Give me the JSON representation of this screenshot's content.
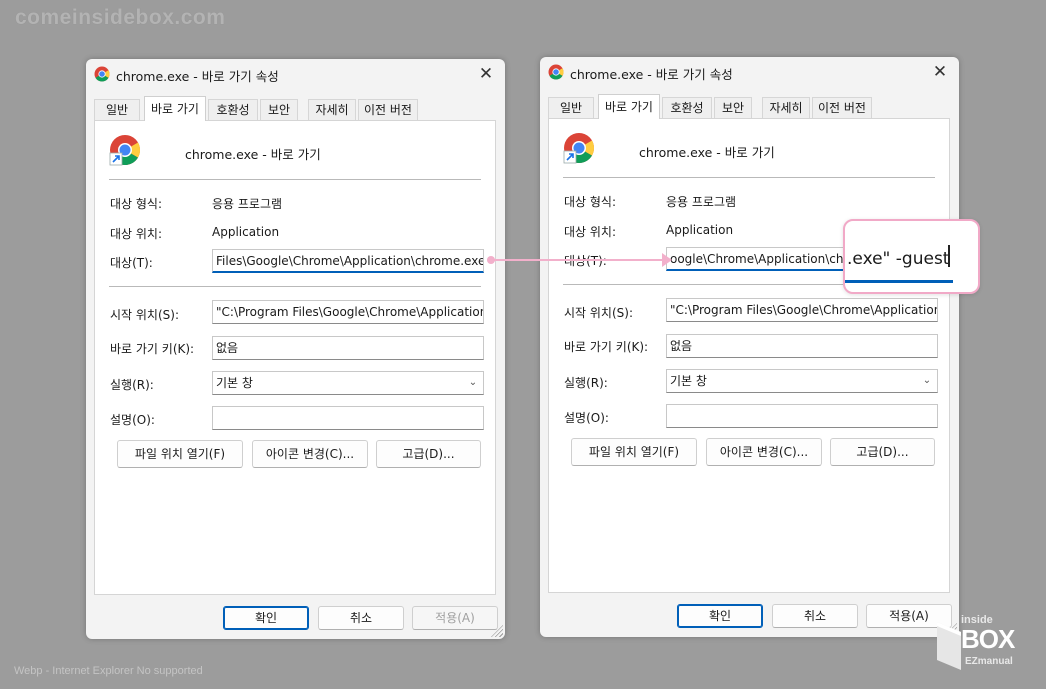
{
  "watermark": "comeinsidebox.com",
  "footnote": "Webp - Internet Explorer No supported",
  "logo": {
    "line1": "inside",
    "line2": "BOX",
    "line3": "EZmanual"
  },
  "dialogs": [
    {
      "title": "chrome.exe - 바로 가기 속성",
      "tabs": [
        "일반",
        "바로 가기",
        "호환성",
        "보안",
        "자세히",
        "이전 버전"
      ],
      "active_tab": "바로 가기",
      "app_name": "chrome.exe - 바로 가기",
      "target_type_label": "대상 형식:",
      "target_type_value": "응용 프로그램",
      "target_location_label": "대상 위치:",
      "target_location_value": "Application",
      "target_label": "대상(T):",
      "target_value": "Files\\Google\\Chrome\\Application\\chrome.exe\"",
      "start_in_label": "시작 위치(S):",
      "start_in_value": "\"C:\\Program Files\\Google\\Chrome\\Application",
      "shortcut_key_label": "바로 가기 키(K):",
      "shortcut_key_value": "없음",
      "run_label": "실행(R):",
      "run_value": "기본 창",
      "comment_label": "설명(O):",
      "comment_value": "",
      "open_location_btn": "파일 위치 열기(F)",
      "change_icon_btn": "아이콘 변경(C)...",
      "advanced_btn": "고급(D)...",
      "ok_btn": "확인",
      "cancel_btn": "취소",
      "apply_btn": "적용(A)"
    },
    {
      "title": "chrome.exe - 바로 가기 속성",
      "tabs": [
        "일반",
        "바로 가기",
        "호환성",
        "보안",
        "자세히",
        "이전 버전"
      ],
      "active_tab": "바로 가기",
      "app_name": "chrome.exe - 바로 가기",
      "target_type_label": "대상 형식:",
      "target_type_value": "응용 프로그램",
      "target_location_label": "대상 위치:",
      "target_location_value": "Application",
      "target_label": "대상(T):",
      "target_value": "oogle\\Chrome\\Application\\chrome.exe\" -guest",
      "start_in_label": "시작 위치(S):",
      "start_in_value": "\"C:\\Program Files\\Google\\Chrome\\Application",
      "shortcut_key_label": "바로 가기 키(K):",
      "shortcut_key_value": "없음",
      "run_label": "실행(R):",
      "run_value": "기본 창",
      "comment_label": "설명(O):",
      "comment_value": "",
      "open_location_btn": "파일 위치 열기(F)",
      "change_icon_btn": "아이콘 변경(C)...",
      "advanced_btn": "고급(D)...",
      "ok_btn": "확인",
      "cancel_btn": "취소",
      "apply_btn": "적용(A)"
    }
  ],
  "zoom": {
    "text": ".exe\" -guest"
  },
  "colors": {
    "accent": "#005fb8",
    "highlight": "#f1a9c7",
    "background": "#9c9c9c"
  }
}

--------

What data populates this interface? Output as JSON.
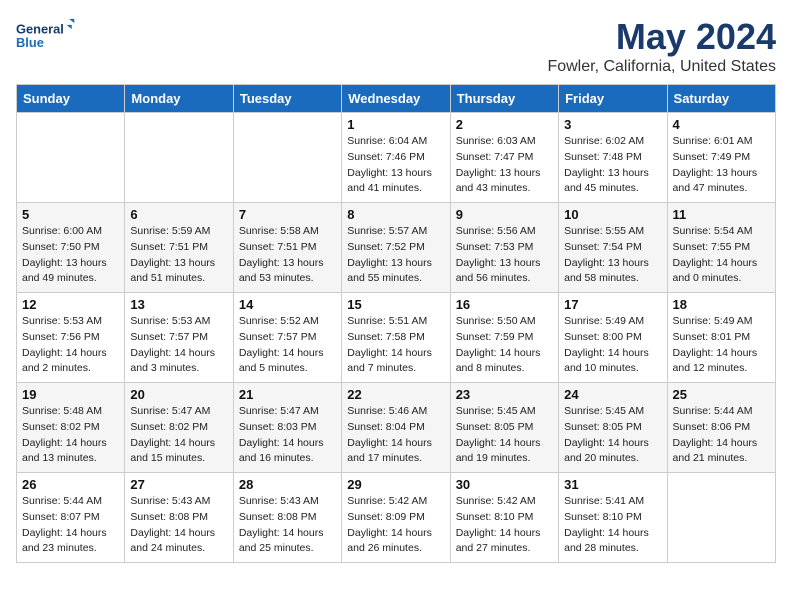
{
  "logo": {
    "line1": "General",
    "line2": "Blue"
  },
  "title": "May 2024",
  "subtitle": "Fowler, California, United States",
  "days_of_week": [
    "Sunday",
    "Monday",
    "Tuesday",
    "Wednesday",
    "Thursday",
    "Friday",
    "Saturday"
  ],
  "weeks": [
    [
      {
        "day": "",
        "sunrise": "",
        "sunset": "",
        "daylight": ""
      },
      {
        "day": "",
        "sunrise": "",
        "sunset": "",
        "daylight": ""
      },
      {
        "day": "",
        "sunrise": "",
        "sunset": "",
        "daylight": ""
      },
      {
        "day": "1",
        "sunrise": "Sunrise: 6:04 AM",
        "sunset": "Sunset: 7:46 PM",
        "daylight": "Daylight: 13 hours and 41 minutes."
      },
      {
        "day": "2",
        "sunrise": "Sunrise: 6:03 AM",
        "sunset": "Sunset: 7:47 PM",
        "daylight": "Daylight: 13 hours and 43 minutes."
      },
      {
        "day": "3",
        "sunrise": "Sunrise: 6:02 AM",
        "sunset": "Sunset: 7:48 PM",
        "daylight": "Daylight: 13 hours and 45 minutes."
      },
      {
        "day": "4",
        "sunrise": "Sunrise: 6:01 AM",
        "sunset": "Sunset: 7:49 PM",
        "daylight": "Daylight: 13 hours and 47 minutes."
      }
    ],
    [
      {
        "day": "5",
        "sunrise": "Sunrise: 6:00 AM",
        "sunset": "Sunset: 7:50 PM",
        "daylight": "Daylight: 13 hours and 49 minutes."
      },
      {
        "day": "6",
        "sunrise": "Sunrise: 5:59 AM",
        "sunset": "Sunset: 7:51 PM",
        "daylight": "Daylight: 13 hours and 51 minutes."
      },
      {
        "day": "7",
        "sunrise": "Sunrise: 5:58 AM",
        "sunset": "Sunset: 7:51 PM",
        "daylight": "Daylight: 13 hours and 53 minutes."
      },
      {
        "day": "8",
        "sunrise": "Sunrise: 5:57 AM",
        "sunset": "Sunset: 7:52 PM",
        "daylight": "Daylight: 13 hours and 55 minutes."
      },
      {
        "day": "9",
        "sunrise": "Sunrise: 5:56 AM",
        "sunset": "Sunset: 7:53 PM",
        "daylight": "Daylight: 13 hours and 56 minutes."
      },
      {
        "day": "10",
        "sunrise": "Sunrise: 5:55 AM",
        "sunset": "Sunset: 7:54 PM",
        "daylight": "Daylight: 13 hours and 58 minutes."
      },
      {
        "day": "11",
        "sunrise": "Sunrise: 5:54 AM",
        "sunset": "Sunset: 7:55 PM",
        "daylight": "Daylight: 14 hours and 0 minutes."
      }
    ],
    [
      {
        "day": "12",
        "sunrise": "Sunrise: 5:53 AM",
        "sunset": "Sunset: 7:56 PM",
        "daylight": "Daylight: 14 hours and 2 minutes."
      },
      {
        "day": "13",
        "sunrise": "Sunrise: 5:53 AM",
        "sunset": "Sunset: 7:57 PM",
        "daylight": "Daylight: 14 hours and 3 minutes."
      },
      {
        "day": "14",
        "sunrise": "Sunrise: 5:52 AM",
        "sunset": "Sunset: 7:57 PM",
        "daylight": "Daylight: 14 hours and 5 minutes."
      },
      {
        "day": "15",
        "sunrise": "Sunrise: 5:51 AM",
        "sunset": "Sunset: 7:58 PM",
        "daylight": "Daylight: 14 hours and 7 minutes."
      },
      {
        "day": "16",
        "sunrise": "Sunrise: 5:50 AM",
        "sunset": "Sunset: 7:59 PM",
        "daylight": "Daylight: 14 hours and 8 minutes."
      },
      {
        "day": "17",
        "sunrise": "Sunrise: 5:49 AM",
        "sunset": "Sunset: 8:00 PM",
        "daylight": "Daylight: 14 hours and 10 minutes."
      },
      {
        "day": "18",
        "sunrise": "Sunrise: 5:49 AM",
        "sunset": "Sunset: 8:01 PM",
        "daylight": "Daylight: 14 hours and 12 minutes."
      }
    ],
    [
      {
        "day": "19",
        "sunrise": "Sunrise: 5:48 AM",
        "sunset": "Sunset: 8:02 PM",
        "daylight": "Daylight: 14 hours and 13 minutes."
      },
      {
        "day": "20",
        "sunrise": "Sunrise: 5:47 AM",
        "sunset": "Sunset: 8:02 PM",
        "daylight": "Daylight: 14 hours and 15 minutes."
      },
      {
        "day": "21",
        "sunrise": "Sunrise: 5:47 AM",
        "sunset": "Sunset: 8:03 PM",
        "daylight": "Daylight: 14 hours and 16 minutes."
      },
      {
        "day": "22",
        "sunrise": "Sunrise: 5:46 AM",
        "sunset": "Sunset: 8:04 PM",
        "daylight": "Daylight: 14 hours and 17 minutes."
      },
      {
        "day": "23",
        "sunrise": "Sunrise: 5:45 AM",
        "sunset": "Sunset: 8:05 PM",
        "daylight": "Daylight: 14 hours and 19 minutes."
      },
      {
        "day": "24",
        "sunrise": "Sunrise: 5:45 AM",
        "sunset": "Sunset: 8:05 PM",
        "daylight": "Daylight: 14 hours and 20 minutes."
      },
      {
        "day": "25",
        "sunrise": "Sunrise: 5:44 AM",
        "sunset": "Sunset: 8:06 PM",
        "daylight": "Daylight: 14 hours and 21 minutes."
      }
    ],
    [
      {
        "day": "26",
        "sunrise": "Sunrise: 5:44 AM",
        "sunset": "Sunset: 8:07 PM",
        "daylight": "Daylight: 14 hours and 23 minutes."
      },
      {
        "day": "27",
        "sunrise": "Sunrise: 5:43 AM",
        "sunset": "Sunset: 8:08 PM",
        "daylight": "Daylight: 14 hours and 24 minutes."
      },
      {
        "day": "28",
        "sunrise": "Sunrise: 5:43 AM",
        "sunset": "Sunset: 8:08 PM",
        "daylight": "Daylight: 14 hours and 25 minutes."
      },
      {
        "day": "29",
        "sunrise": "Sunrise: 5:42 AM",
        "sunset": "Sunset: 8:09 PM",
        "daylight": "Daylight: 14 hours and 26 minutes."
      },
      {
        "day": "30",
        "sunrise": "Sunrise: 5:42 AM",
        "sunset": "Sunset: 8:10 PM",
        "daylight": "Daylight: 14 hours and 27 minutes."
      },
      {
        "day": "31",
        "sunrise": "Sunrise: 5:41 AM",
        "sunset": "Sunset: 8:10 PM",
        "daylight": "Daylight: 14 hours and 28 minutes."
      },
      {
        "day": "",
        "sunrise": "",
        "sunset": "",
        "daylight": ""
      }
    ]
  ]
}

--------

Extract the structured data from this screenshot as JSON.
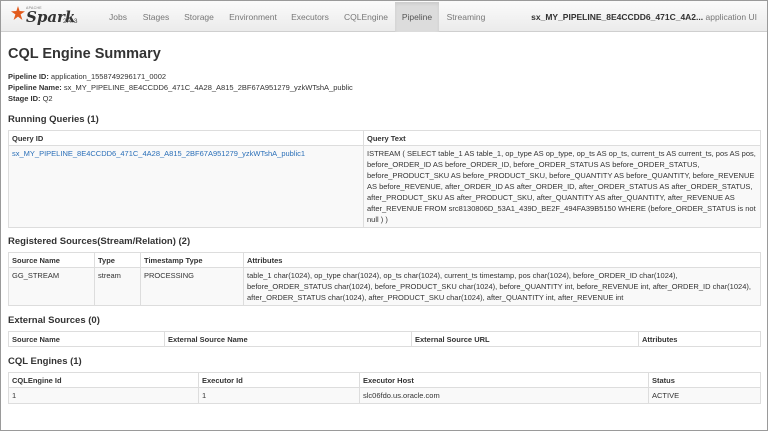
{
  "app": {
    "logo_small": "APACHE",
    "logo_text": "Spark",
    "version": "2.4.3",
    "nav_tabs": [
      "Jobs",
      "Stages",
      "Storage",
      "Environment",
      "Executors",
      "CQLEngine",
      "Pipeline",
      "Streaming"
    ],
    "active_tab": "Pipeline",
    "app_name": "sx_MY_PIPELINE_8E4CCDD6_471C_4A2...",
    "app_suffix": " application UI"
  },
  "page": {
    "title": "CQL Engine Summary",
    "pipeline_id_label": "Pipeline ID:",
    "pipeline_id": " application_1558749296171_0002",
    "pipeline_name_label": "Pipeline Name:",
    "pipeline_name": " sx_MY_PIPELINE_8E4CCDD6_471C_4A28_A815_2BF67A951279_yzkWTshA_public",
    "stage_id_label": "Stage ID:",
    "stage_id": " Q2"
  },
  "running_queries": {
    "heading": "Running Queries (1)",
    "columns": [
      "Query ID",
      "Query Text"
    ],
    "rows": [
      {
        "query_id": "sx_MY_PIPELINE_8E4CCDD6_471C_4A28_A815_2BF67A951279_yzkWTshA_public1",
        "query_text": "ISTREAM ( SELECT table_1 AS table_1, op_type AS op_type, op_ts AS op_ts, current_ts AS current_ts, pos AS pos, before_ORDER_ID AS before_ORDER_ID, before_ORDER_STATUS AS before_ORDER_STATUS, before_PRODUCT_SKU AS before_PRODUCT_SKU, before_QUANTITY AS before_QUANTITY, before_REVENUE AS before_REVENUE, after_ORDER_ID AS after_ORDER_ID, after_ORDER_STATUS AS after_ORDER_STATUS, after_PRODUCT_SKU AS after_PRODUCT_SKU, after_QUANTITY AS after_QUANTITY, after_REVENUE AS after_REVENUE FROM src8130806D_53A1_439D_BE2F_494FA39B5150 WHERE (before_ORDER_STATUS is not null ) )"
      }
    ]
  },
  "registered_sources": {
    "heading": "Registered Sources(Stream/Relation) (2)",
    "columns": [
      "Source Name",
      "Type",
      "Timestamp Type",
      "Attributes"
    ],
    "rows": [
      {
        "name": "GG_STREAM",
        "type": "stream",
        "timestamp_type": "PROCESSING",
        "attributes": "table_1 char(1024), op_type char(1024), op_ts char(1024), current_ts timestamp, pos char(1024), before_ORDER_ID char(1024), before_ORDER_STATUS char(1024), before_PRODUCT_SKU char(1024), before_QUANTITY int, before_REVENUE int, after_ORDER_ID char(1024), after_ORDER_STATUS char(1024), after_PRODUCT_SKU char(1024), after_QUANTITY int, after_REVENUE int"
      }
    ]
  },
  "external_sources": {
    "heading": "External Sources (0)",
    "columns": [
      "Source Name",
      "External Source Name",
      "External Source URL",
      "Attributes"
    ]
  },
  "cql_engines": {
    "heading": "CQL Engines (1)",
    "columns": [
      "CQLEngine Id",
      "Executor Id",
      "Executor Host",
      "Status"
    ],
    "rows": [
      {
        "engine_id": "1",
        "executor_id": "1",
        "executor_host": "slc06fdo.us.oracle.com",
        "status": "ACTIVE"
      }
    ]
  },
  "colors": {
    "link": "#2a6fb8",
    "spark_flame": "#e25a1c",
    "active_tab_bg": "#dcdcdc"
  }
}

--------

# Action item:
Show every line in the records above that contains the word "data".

# Solution to this problem:
What data populates this interface? Output as JSON.
Extract the structured data from this screenshot as JSON.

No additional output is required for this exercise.